HARTFORD, CT—With little fanfare, Democratic Gov. Dannel P. Malloy, said in a press release Monday that he plans to lower taxes on the insurance industry when he releases his two-year budget on Feb. 8.
The insurance premium tax rate will drop from 1.75 percent to 1.5 percent. By lowering the rate, the state will lose about $11 million in 2018 and $22 million in 2019. However, the reduction in state revenue is worth it for an industry that provides 58,000 jobs in the state.
“The insurance industry has a long and storied history in Connecticut, and we must ensure that we maintain our competitive edge so that they continue to thrive and grow in our state,” Malloy said in a press release. “Restructuring and lowering the premium tax will substantially improve market conditions for Connecticut-based insurance companies. This change will save them millions in taxes paid to other states across the country.”

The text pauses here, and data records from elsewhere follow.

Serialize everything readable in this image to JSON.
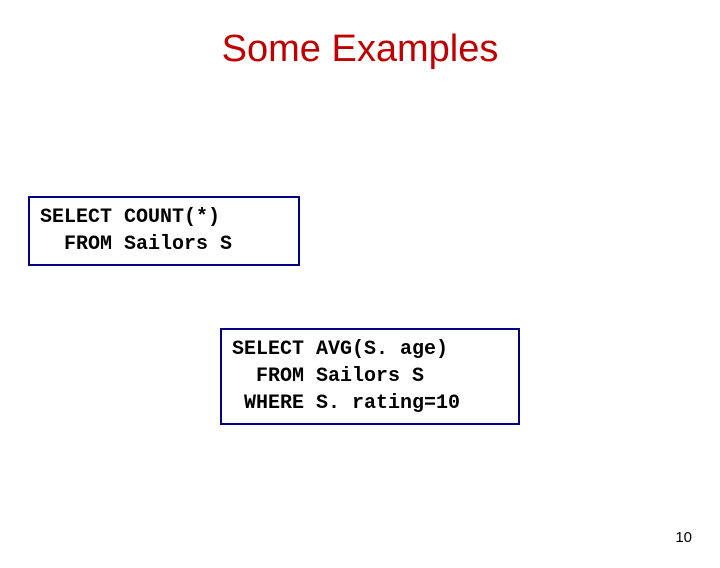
{
  "title": "Some Examples",
  "box1": {
    "line1": "SELECT COUNT(*)",
    "line2": "  FROM Sailors S"
  },
  "box2": {
    "line1": "SELECT AVG(S. age)",
    "line2": "  FROM Sailors S",
    "line3": " WHERE S. rating=10"
  },
  "page_number": "10"
}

The proposal was applauded by Republican lawmakers.
“We thank the governor and applaud his efforts to support Connecticut’s insurance industry and help reduce the burdens on Connecticut companies,” Senate Republican President Len Fasano, R-North Haven, and Sen. Kevin Kelly, R-Stratford, said. “Due to the retaliatory tax structure in other states, this proposal will help Connecticut insurance companies in their business transactions throughout the country. Our state must work hard to preserve Connecticut’s historic role as the insurance capital of the world. This proposal is a smart step forward.”
The industry also expressed its support.
“This initiative will encourage Connecticut based insurers to grow and compete more aggressively across the country.,” Eric George, president of the Insurance Association of Connecticut, said. “We eagerly await to learn the details of this proposal and the IAC is happy with the governor’s decision to lower the tax.”
Earlier this year, Malloy signaled he would like to make changes to Connecticut’s tax system that would be favorable to businesses.
Last January, General Electric announced it was moving its headquarters to Boston. The high-profile loss of GE prompted Connecticut lawmakers and the governor to reconsider their tax structure.